- DATA SHOWN:
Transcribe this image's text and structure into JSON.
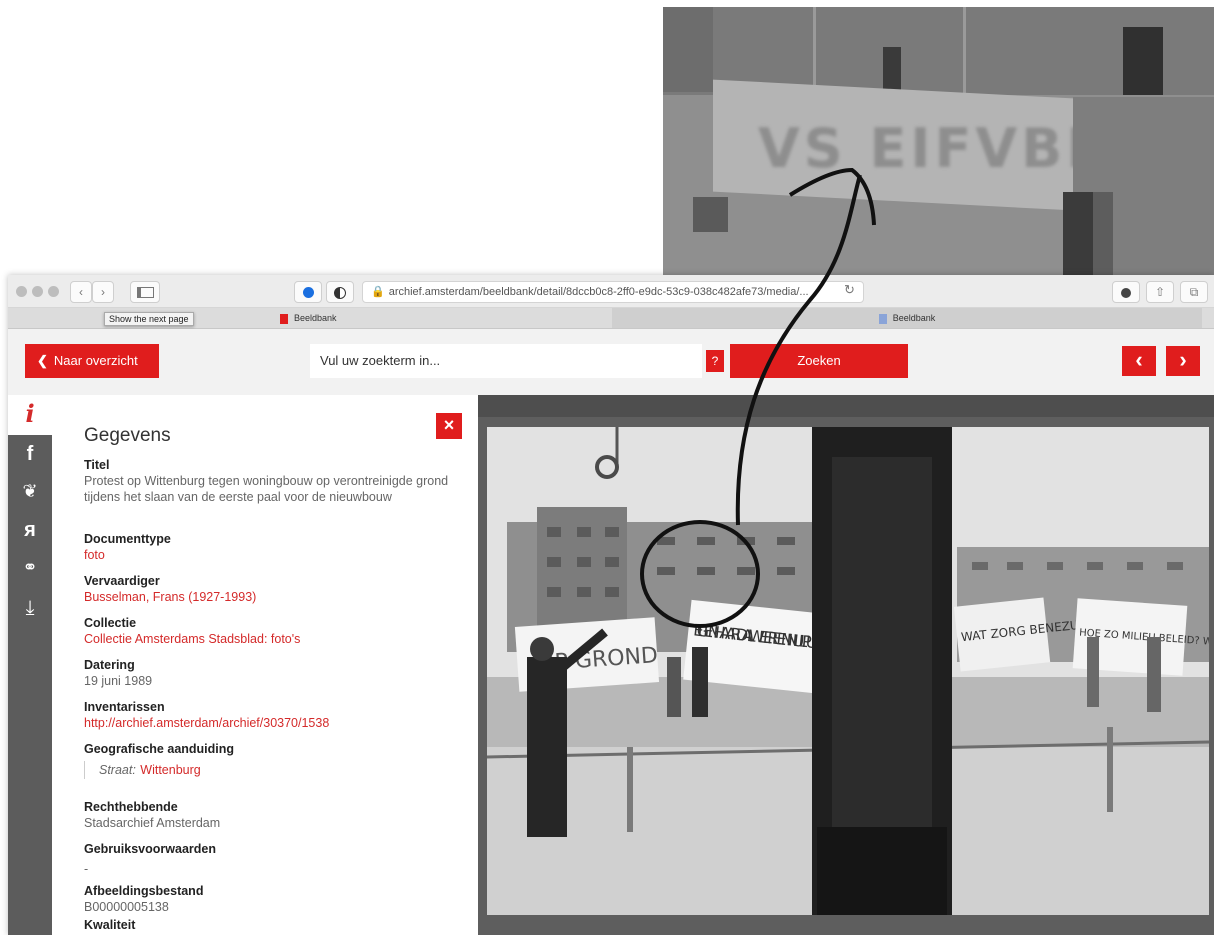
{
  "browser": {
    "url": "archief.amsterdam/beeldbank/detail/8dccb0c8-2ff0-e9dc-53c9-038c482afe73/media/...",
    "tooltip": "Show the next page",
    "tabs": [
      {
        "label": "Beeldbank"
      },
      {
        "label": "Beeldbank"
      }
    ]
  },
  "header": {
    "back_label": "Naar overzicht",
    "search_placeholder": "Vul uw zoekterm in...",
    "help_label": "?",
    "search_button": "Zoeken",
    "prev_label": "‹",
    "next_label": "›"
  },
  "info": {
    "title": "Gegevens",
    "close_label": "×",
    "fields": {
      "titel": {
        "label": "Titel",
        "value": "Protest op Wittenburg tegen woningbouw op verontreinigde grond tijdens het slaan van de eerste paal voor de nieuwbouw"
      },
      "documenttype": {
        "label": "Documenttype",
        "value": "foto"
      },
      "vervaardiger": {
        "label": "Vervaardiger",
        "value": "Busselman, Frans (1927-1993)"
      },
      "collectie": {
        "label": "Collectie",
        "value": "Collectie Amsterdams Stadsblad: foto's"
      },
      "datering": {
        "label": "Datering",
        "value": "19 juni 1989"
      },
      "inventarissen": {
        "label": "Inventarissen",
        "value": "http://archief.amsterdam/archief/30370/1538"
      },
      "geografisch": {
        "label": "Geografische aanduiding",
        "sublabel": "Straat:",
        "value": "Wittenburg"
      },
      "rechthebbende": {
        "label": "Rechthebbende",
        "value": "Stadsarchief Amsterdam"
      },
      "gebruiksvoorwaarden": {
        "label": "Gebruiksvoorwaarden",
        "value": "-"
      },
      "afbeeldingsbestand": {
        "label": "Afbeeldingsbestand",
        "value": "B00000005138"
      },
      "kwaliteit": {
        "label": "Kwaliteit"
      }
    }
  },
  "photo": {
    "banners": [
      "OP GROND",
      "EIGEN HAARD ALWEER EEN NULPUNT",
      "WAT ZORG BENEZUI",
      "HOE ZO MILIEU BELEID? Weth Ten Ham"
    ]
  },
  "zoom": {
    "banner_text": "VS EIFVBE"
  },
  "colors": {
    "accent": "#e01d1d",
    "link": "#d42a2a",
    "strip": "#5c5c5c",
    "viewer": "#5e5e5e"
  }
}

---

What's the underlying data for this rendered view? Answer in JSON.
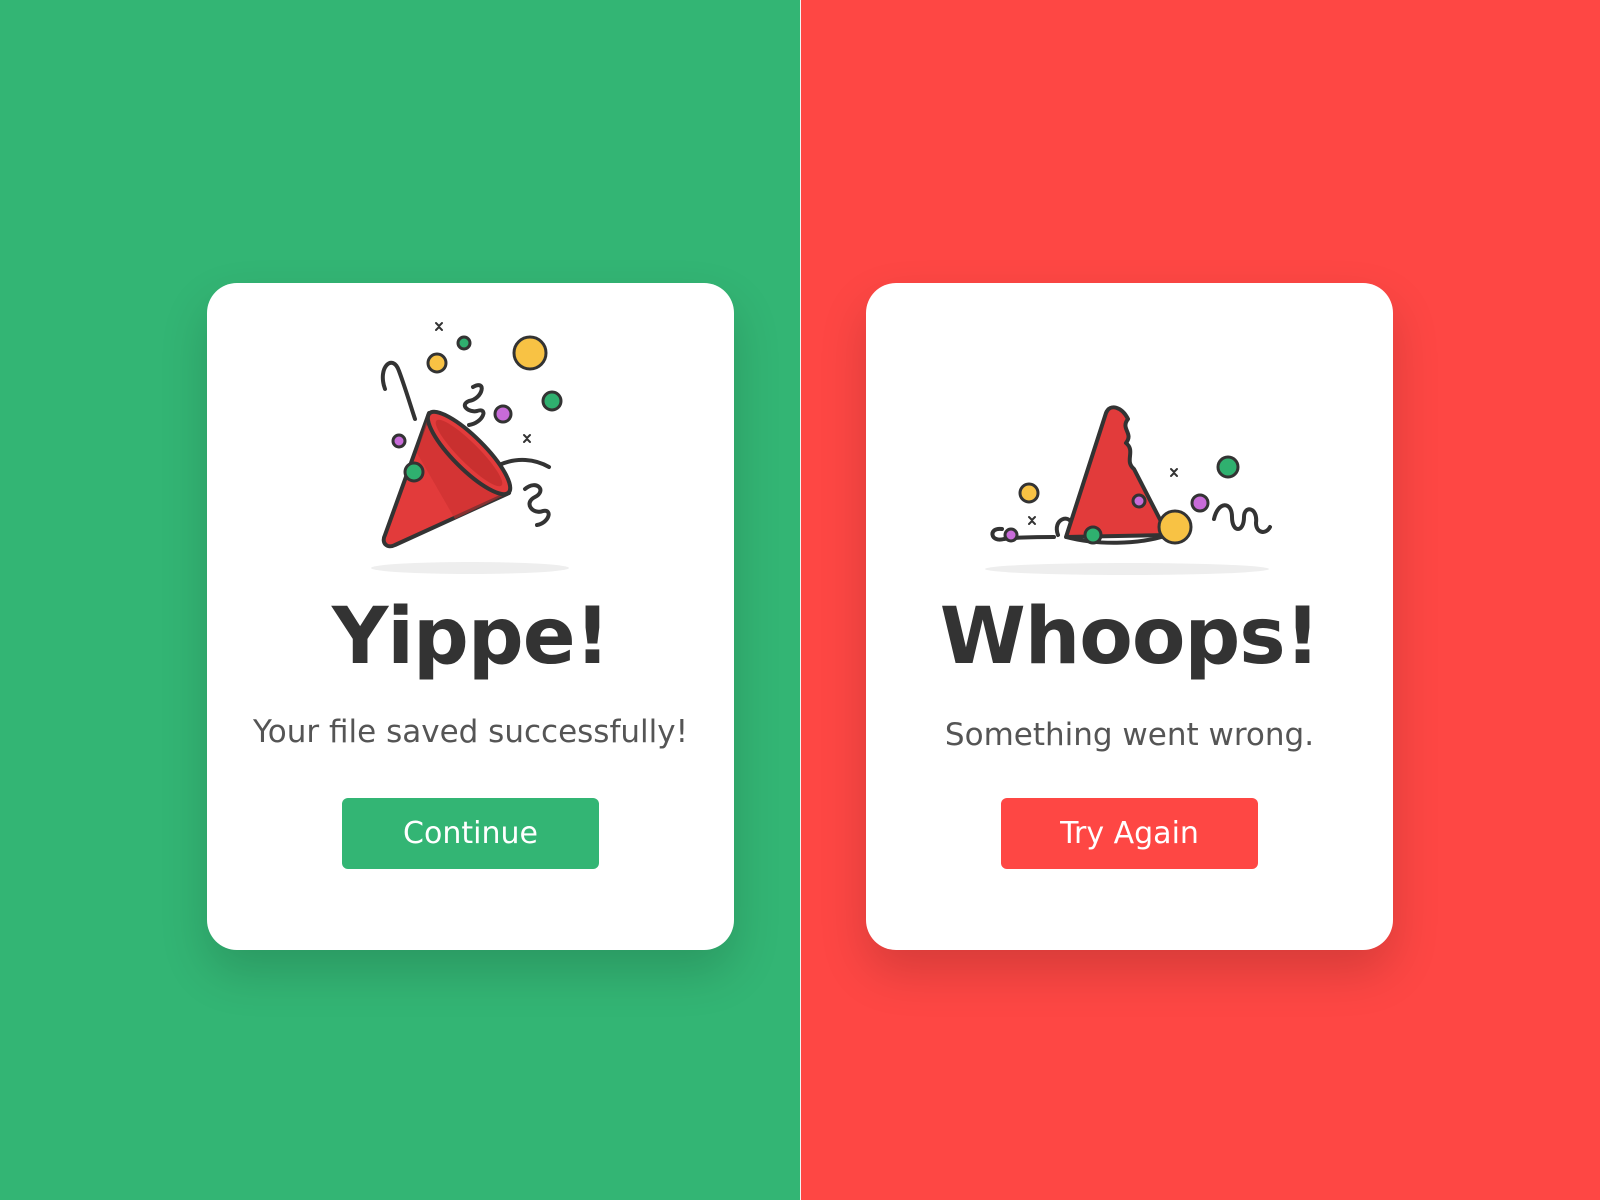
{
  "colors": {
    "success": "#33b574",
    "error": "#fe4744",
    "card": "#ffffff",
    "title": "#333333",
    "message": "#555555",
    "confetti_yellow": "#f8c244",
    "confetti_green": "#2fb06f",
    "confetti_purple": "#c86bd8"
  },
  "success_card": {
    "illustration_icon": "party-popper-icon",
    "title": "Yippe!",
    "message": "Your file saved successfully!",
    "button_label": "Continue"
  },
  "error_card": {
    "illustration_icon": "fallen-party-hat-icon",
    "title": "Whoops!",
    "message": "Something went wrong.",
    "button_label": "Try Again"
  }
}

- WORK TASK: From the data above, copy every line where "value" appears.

- YOUR RESPONSE:
        "value": "Protest op Wittenburg tegen woningbouw op verontreinigde grond tijdens het slaan van de eerste paal voor de nieuwbouw"
        "value": "foto"
        "value": "Busselman, Frans (1927-1993)"
        "value": "Collectie Amsterdams Stadsblad: foto's"
        "value": "19 juni 1989"
        "value": "http://archief.amsterdam/archief/30370/1538"
        "value": "Wittenburg"
        "value": "Stadsarchief Amsterdam"
        "value": "-"
        "value": "B00000005138"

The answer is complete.